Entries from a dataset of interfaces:
== Segment start ==
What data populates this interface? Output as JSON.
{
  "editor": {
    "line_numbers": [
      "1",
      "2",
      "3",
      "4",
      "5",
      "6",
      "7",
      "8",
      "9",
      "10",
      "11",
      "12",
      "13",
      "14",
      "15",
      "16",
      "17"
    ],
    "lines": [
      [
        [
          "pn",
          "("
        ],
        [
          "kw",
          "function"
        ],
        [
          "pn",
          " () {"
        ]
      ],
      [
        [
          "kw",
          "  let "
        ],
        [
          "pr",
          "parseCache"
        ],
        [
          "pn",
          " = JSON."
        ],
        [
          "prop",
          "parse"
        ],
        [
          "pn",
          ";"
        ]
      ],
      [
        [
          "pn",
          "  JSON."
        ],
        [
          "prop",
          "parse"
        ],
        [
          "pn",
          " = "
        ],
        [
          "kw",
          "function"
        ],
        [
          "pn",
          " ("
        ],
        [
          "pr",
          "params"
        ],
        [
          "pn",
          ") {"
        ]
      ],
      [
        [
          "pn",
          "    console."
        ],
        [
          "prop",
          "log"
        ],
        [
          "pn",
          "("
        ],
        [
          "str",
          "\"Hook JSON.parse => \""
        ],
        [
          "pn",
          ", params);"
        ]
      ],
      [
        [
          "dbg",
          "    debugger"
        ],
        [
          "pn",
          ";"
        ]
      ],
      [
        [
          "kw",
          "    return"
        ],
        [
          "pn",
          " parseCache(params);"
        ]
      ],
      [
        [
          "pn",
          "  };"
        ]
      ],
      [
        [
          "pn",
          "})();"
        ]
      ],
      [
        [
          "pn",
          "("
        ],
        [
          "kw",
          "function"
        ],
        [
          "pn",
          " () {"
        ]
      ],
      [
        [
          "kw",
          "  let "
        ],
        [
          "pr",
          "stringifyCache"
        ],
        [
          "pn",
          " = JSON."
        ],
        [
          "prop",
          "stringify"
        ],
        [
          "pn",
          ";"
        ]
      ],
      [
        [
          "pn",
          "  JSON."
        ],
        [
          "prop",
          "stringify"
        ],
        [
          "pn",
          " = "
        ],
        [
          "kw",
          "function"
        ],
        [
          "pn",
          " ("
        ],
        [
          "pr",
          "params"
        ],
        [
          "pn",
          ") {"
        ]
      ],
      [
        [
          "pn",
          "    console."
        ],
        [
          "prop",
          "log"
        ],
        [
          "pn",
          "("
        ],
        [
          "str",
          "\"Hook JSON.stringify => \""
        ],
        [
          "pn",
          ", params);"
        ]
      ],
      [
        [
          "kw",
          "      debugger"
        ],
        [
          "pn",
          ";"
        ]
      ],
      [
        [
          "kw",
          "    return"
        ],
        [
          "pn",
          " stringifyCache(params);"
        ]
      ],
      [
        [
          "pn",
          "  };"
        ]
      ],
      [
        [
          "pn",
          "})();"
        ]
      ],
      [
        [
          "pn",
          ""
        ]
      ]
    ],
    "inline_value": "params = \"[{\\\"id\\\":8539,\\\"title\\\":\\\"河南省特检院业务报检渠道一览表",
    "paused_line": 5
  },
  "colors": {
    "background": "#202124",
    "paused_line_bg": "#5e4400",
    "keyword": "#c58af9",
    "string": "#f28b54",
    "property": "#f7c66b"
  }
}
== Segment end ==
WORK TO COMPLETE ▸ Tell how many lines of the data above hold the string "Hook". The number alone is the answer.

TASK ANSWER ▸ 2